Tuesday, May 25, 2021

Why you don't want to be one of the world's greatest investors


There's been a disturbing trend where authors interview extremely wealthy and successful people for generic self-help advice. These books sell very well because, in our modern society, it is difficult to disagree with wealthy people. 

Wealthy folks are more confident and they can back up everything they say with money. But that being said,  I'm not so willing to concede a point to someone who is wealthier than me. In fact, I would say that I derive meaning from my intensive wealth generation so that I don't have to kowtow to a wealthier guy. One approach is to become one of the 1%, then 99% of folks around you can't browbeat you because they are wealthier than you.

All this being said, Richer, Wiser, Happier by William Green is, when reading deeply, a fairly subversive piece of work. 

On the surface, it does its job deconstructing the successful traits of wealthy people by simplifying their thought processes for the layman reader. For example, Mohnish Pabrai is all about cloning other successful investors, and he does it so well that he can be construed as a fairly original guy. Charlie Munger is all about inversion and avoiding bad investments rather than looking for good ones. I guarantee that a reader of this blog will love this book.

If you read this as self-help fare, however, I think you will miss out on the real value of this book. 

Putting all the great investors together, there are very uncomfortable truths about becoming a great investor. 

Great investors are lonely. Almost all of them have troubles relating to others. To a much lesser extent, this resonated well with my own childhood experiences. I was an only child, I can't relate to others so I spend time on my books and role-playing. My secondary school classmates would create football league tables to compare school grades and they told me openly that I can't join their league unless I used only my Chinese grades. ( BTW, I'm not bitter, I was extremely flattered in those days )

Introversion allows a person to develop their thoughts in seclusion and this allows all great investors to take contrarian bets and do something different from other people. I tested a borderline extrovert, but my students in all my 20 batches have never tested extrovert in the history of my ERM program. I was forced into a world made up of my own involving a lot of mental models and D&D because I went to secondary school where I just could not make a lot of close friends. ( But it got better in NJC and NUS )

My latest Batch 20 is dominated by INTJs - a trait most conducive to FIRE.

The second thing that really jumps out is just how bad the best investors are at having families. 

Divorce is a constant theme around these investors with Warren Buffett as an exception. But Warren moved out of his house to live with his girlfriend while keeping relations friendly with his wife. I suspect you need to be really disagreeable to stick your guns in investing. This also makes you more competitive and want to win with stronger fund performance. A final hint to see how disagreeable a tribe is to count the number of law degrees in that tribe. If you self-select to study law, you definitely fall into the top quartile on disagreeableness. 

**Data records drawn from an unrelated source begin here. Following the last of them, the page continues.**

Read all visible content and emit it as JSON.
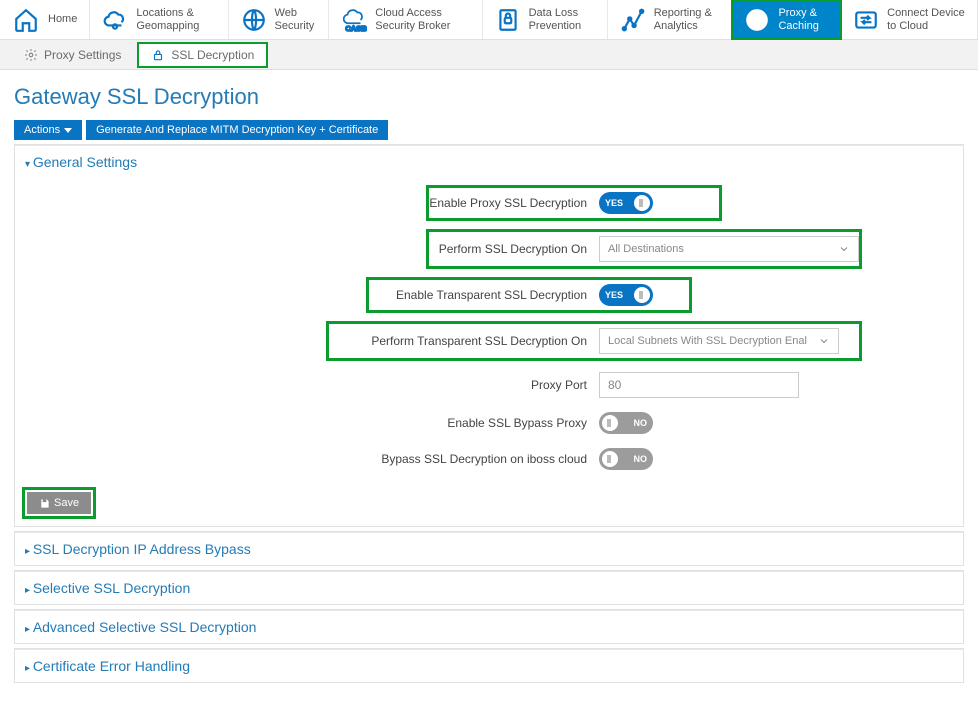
{
  "nav": [
    {
      "label": "Home",
      "icon": "home"
    },
    {
      "label": "Locations & Geomapping",
      "icon": "cloud"
    },
    {
      "label": "Web Security",
      "icon": "globe"
    },
    {
      "label": "Cloud Access Security Broker",
      "icon": "casb"
    },
    {
      "label": "Data Loss Prevention",
      "icon": "dlp"
    },
    {
      "label": "Reporting & Analytics",
      "icon": "chart"
    },
    {
      "label": "Proxy & Caching",
      "icon": "globe-arrow",
      "active": true
    },
    {
      "label": "Connect Device to Cloud",
      "icon": "arrows"
    }
  ],
  "subnav": {
    "proxy_settings": "Proxy Settings",
    "ssl_decryption": "SSL Decryption"
  },
  "page_title": "Gateway SSL Decryption",
  "actions": {
    "actions_label": "Actions",
    "generate_label": "Generate And Replace MITM Decryption Key + Certificate"
  },
  "panels": {
    "general_settings": "General Settings",
    "ip_bypass": "SSL Decryption IP Address Bypass",
    "selective": "Selective SSL Decryption",
    "adv_selective": "Advanced Selective SSL Decryption",
    "cert_error": "Certificate Error Handling"
  },
  "form": {
    "enable_proxy_label": "Enable Proxy SSL Decryption",
    "enable_proxy_state": "YES",
    "perform_on_label": "Perform SSL Decryption On",
    "perform_on_value": "All Destinations",
    "enable_transparent_label": "Enable Transparent SSL Decryption",
    "enable_transparent_state": "YES",
    "perform_transparent_label": "Perform Transparent SSL Decryption On",
    "perform_transparent_value": "Local Subnets With SSL Decryption Enal",
    "proxy_port_label": "Proxy Port",
    "proxy_port_value": "80",
    "bypass_proxy_label": "Enable SSL Bypass Proxy",
    "bypass_proxy_state": "NO",
    "bypass_cloud_label": "Bypass SSL Decryption on iboss cloud",
    "bypass_cloud_state": "NO"
  },
  "save_label": "Save"
}
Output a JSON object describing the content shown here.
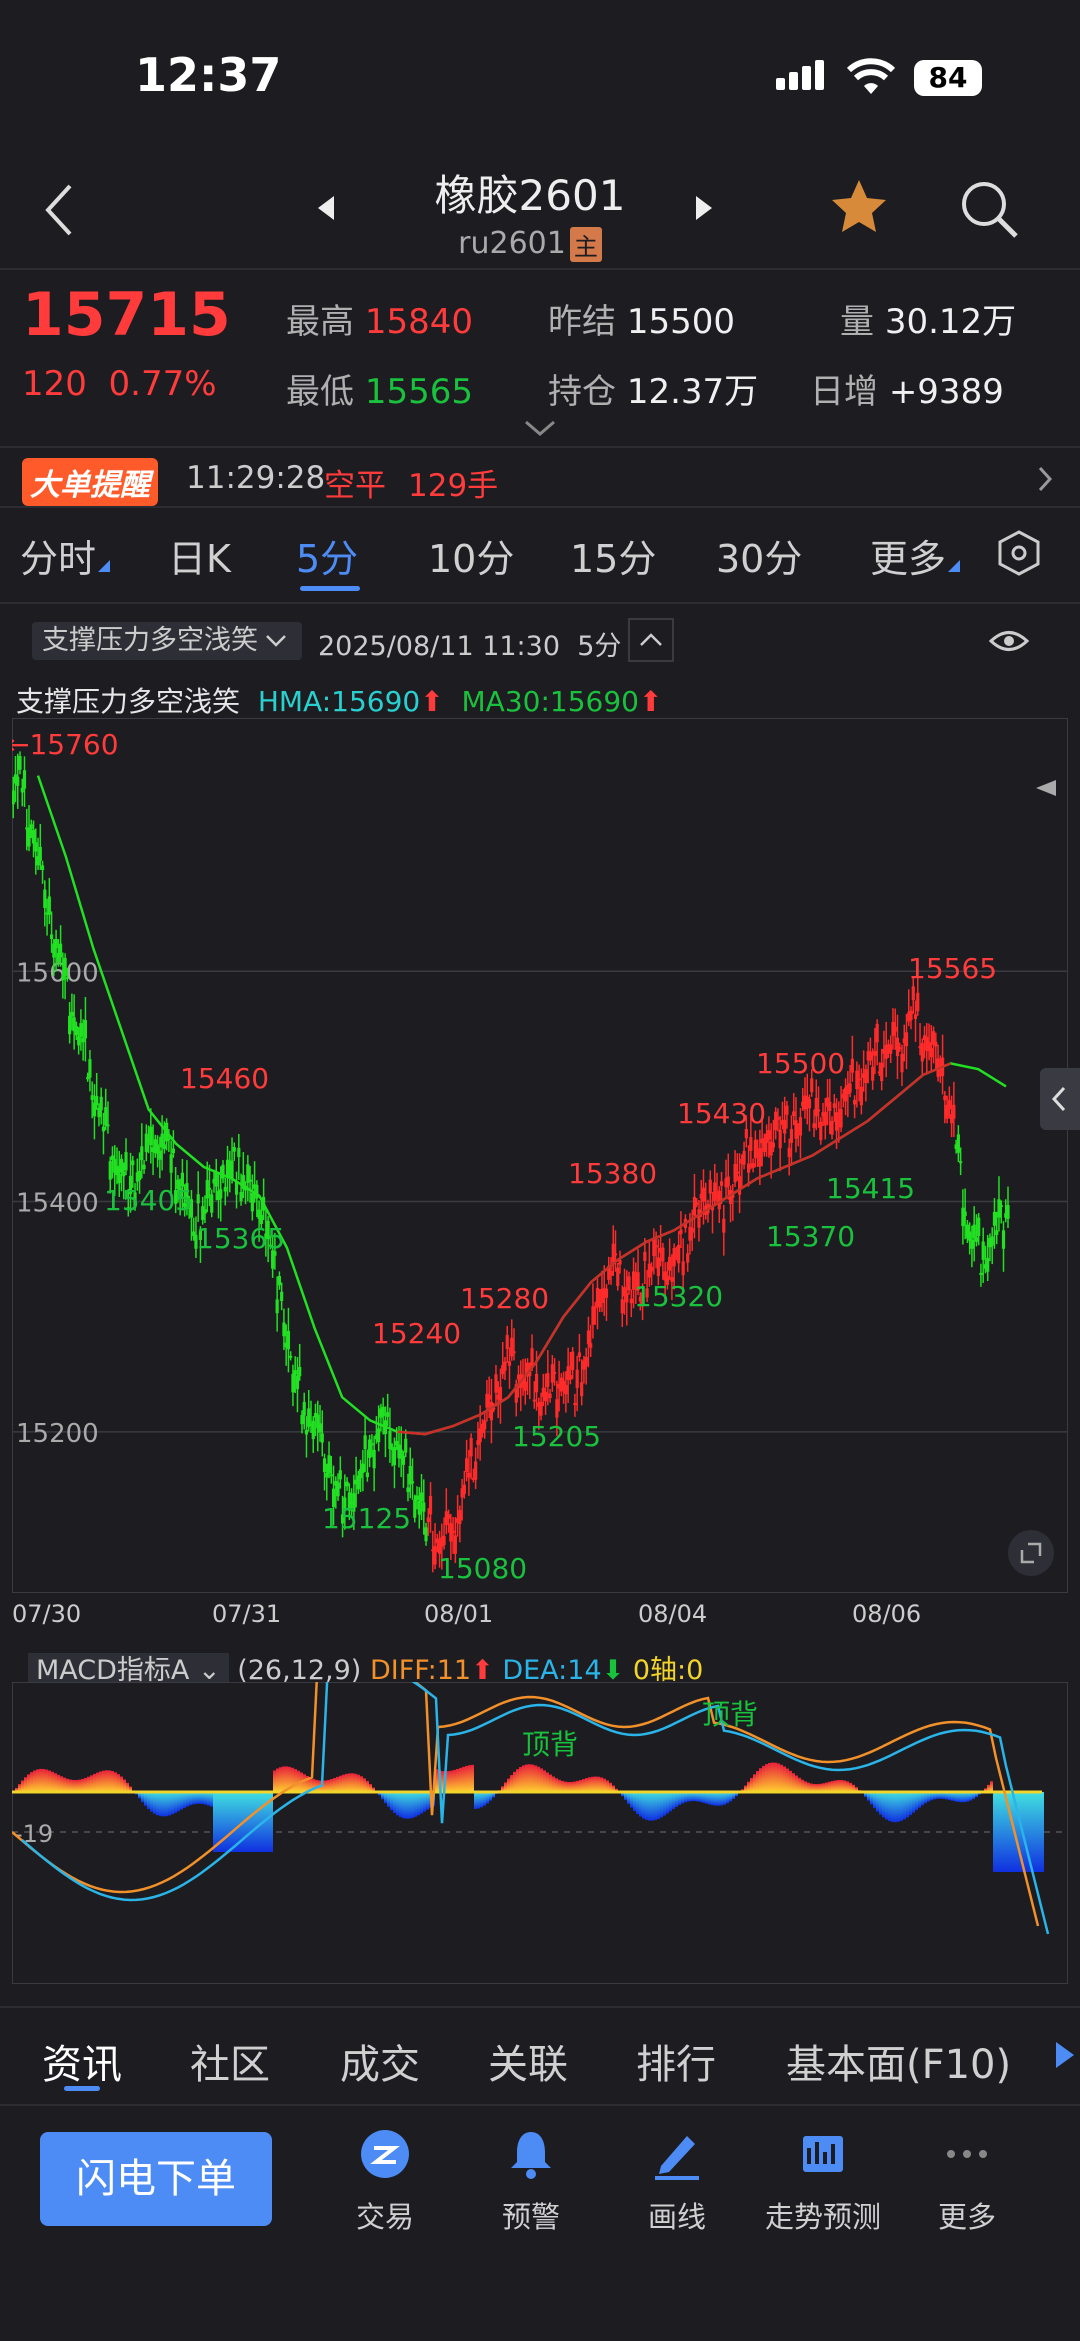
{
  "status_bar": {
    "time": "12:37",
    "battery": "84"
  },
  "header": {
    "title": "橡胶2601",
    "code": "ru2601",
    "main_badge": "主"
  },
  "quote": {
    "price": "15715",
    "change": "120",
    "change_pct": "0.77%",
    "high_label": "最高",
    "high": "15840",
    "low_label": "最低",
    "low": "15565",
    "prev_settle_label": "昨结",
    "prev_settle": "15500",
    "open_interest_label": "持仓",
    "open_interest": "12.37万",
    "volume_label": "量",
    "volume": "30.12万",
    "daily_inc_label": "日增",
    "daily_inc": "+9389"
  },
  "alert": {
    "badge1": "大单",
    "badge2": "提醒",
    "time": "11:29:28",
    "action": "空平",
    "lots": "129手"
  },
  "period_tabs": [
    {
      "label": "分时"
    },
    {
      "label": "日K"
    },
    {
      "label": "5分"
    },
    {
      "label": "10分"
    },
    {
      "label": "15分"
    },
    {
      "label": "30分"
    },
    {
      "label": "更多"
    }
  ],
  "indicator_bar": {
    "selector": "支撑压力多空浅笑",
    "datetime": "2025/08/11 11:30",
    "period": "5分"
  },
  "legend": {
    "name": "支撑压力多空浅笑",
    "hma": "HMA:15690",
    "ma30": "MA30:15690"
  },
  "chart_data": {
    "type": "candlestick",
    "ylim": [
      15060,
      15820
    ],
    "y_ticks": [
      "15600",
      "15400",
      "15200"
    ],
    "x_ticks": [
      "07/30",
      "07/31",
      "08/01",
      "08/04",
      "08/06"
    ],
    "marker_label": "←15760",
    "red_labels": [
      "15460",
      "15240",
      "15280",
      "15380",
      "15430",
      "15500",
      "15565"
    ],
    "green_labels": [
      "15405",
      "15365",
      "15125",
      "15080",
      "15205",
      "15320",
      "15370",
      "15415"
    ],
    "close_path": [
      15760,
      15720,
      15660,
      15600,
      15560,
      15520,
      15470,
      15440,
      15410,
      15430,
      15460,
      15440,
      15410,
      15380,
      15400,
      15420,
      15430,
      15410,
      15395,
      15330,
      15260,
      15220,
      15200,
      15160,
      15140,
      15150,
      15190,
      15210,
      15180,
      15160,
      15120,
      15100,
      15120,
      15150,
      15200,
      15230,
      15260,
      15250,
      15240,
      15230,
      15250,
      15240,
      15270,
      15330,
      15340,
      15320,
      15330,
      15350,
      15340,
      15360,
      15390,
      15410,
      15400,
      15420,
      15450,
      15440,
      15470,
      15460,
      15480,
      15480,
      15470,
      15490,
      15510,
      15520,
      15530,
      15540,
      15560,
      15540,
      15520,
      15460,
      15380,
      15350,
      15370,
      15400
    ],
    "hma_path": [
      15770,
      15700,
      15620,
      15550,
      15480,
      15450,
      15430,
      15420,
      15405,
      15360,
      15290,
      15230,
      15210,
      15200,
      15198,
      15205,
      15215,
      15230,
      15260,
      15300,
      15330,
      15350,
      15365,
      15375,
      15390,
      15405,
      15420,
      15430,
      15440,
      15455,
      15470,
      15490,
      15510,
      15520,
      15515,
      15500
    ],
    "macd": {
      "header": "MACD指标A",
      "params": "(26,12,9)",
      "diff": "DIFF:11",
      "dea": "DEA:14",
      "axis": "0轴:0",
      "tick": "-19",
      "annotations": [
        "顶背",
        "顶背"
      ]
    }
  },
  "bottom_tabs": [
    {
      "label": "资讯"
    },
    {
      "label": "社区"
    },
    {
      "label": "成交"
    },
    {
      "label": "关联"
    },
    {
      "label": "排行"
    },
    {
      "label": "基本面(F10)"
    }
  ],
  "dock": {
    "flash_order": "闪电下单",
    "items": [
      {
        "label": "交易"
      },
      {
        "label": "预警"
      },
      {
        "label": "画线"
      },
      {
        "label": "走势预测"
      },
      {
        "label": "更多"
      }
    ]
  }
}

Therefore, it's not unreasonable to conclude that the greatest investors have extremely low EQ. There are really credible urban legends of Charlie Munger, the Abominable No Man, dissing his fans when he's in a bad mood in the book which is really fun to read. 

My final point is that ultimately this book is a great read not because of the surly investors featured, but by the author himself who is a very skilful writer. The author is a journalist who takes liberties peppering the book with ideas from philosophy to make the book accessible to the layman reader. 

You can review this blog article again after reading the book to see whether you agree with me.


  1. A recent interview with the author on this book & also reveals what he personally puts his & his family's cash in. Also has a titbit at the start of the podcast about a Credit Suisse report about a little-focused factor that has outperformed over decades.

    May 6 2021 interview with William Green

    Suggest you use your fav player & listen at 2X speed.

    1. Thanks. Looks like I will have to back-test the family factor for Singapore stocks one day !

  2. I have read the book before your post. I feel that this book is investment book of 2021. Seasoned investor may appreciate the book more.

    The book mentioned some commonalities shared by the great investors such as rational, emotionally less affected by losses etc. On 'having troubles relating to others', I feel that it is partly that they find it not worth the trouble doing so.

    My biggest takeaway from the book is probably that each investor (mentioned in the book) has their investing style (or lifestyle) fitted to their own personality.

    "you need to be really disagreeable to stick your guns in investing." --> Don't agree with this. It is more like you need to be able to think independently and have conviction in your ideas regardless how the market thinks.

  3. You are never going to think independently if people keep shoving ILPs and endowments into your face and you try to hard to be a people pleaser. I rank my disagreeableness one of my most important virtues because I can tell FAs to fuck off !